Students of economics know Ken Rogoff because of his textbook Foundations of International Macroeconomics, which he wrote together with Maurice Obstfeld. At the heart of the book is a micro-based macro model for open economies. This model lends itself, for instance, to the analysis of international capital markets, exchange rates and the international transmission of monetary policy. Most of the SNB's economists are well acquainted with this book from their studies.

But it is not only through teaching that Ken Rogoff has influenced monetary policy: his research is often also directly relevant for central banks. One of his first papers examined the short-term forecastability of exchange rates. Much time and energy has gone into such forecasts. Ken Rogoff and Richard Meese were the first to show that, in the short term, exchange rates appear to follow random walks: they stagger about like a drunkard. Over the long term, however, fundamentals dictate the level of exchange rates. Today, this is an accepted result in economics.

Another important subject of Ken Rogoff's research is monetary policy credibility and central bank independence. In a seminal paper, he showed that welfare gains are realised if central bankers are more inflation-averse than the rest of society. Central bankers should attach less weight to business cycle conditions than politicians, who, with one eye on the next election, are tempted to push unemployment down below its natural level. One conclusion is that, for the good of society, central banks need to be independent from politics; and indeed, central bank independence is nowadays the norm around the globe.

Ken Rogoff has also addressed the topic of sovereign debt on a number of occasions. One question on which he has focused is the influence of political election cycles on a country's budget deficit. Together with Anne Sibert, he has investigated the incentives that lead politicians to expand government budgets in the run-up to an election.
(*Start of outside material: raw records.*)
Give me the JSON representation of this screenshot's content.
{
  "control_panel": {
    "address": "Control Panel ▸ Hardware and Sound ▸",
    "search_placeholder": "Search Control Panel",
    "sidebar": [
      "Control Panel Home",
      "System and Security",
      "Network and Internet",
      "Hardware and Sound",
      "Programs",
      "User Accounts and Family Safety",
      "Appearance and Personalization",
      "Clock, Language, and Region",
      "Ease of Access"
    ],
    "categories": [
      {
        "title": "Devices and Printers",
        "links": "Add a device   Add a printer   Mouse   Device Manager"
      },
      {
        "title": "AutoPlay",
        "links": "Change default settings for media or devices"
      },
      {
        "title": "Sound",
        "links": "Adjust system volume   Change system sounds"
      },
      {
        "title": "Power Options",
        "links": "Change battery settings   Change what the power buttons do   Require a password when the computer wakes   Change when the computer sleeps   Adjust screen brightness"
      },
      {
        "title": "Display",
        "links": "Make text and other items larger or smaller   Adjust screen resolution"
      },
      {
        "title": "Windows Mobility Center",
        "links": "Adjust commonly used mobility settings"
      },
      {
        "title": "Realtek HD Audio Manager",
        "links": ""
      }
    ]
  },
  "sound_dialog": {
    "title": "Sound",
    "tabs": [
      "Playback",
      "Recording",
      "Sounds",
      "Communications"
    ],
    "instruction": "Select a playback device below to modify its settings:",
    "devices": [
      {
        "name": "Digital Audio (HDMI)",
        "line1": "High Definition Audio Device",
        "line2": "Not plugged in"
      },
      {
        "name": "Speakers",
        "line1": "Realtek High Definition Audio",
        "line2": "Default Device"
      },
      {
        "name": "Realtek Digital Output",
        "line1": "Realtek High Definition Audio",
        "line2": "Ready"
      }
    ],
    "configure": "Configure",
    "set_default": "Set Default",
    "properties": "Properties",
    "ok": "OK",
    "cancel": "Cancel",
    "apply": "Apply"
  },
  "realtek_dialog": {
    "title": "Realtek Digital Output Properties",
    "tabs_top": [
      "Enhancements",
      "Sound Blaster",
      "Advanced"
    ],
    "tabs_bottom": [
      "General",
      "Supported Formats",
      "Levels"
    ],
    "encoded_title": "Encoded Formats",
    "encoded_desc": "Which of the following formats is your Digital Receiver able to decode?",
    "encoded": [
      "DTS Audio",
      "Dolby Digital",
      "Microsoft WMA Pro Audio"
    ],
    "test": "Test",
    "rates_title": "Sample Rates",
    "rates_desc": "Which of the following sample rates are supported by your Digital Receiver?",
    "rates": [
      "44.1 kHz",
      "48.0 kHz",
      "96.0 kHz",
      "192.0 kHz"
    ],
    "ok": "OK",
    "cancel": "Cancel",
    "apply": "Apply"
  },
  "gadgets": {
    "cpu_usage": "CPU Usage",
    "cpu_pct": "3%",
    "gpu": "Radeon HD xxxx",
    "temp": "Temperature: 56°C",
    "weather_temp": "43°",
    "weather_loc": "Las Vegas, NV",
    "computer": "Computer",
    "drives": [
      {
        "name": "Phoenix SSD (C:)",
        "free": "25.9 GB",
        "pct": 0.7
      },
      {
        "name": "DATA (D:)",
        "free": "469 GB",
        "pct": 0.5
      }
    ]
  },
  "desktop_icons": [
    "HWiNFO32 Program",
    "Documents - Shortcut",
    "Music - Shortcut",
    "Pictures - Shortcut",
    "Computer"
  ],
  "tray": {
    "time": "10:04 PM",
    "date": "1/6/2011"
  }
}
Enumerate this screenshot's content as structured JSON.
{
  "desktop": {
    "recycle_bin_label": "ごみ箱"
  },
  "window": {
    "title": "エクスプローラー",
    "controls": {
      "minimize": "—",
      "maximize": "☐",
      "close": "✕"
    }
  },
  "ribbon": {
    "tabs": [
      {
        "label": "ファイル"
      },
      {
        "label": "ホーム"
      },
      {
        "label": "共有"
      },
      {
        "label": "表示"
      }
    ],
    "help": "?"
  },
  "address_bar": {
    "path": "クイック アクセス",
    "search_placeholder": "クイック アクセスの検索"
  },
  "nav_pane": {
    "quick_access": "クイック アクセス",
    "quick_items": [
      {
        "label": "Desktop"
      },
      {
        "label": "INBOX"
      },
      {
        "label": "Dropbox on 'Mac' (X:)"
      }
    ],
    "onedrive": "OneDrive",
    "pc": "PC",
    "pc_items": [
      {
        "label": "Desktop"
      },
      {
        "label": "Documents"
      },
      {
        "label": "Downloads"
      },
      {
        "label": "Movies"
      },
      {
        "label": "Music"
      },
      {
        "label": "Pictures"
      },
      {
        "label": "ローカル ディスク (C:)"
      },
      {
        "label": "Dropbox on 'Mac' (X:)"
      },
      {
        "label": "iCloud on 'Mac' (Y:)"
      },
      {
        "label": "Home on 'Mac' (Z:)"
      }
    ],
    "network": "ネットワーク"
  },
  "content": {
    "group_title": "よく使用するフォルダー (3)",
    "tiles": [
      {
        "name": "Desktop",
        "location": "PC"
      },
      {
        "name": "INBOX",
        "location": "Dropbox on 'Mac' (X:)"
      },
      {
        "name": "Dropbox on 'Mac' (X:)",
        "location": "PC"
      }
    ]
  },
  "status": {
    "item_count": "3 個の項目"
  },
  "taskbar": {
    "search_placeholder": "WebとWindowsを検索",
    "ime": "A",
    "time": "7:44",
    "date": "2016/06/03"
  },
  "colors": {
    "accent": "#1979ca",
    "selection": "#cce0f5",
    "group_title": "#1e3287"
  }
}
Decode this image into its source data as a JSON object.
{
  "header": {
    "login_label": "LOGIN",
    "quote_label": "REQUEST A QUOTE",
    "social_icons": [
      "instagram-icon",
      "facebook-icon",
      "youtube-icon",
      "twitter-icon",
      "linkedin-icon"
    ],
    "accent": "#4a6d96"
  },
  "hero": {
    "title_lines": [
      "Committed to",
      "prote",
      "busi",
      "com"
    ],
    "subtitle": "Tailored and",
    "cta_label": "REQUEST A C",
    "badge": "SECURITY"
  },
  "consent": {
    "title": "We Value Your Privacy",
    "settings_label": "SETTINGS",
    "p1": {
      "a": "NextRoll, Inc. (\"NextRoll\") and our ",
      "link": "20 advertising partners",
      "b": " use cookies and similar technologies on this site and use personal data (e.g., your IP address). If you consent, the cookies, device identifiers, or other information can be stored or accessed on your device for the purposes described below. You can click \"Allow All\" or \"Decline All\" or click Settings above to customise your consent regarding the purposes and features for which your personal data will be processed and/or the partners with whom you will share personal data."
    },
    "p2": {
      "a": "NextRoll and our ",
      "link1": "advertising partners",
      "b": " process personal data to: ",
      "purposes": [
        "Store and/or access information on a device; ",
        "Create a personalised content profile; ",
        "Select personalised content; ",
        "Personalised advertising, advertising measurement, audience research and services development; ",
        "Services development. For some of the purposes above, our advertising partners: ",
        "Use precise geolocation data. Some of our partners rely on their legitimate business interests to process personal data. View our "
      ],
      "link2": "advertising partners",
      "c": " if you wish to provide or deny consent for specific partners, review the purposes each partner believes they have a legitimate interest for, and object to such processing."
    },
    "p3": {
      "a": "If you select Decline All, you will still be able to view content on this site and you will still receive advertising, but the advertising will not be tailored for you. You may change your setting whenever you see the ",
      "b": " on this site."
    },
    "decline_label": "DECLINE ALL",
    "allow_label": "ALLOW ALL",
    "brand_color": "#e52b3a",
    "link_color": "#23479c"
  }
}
Finally, let me mention Ken Rogoff's book This Time is Different: Eight Centuries of Financial Folly, which he wrote with Carmen Reinhart. The book analyses data from financial crises in 70 countries over an 800-year time span. With perfect timing, it was published in 2009. The authors show that financial crises often follow the same pattern. First, there is a phase of exaggerated faith in the future, followed by macroeconomic disruptions after the onset of the crisis. This book is already now a classic of economic literature.

As you can see, the areas Ken Rogoff focuses on are exciting, relevant and topical. This is why the Swiss National Bank has chosen Ken Rogoff to give the inaugural Karl Brunner Distinguished Lecture, and - on behalf of the Governing Board - I would like to congratulate him warmly. The subject of his lecture is "Rethinking central bank design" - a topic that fits perfectly with the basic aim of this event, which is to bring monetary policy to a wider audience. And so, ladies and gentlemen, it only remains for me to wish you an insightful and enjoyable lecture. Please join me in welcoming Ken Rogoff with a round of applause.

Ken, the floor is yours.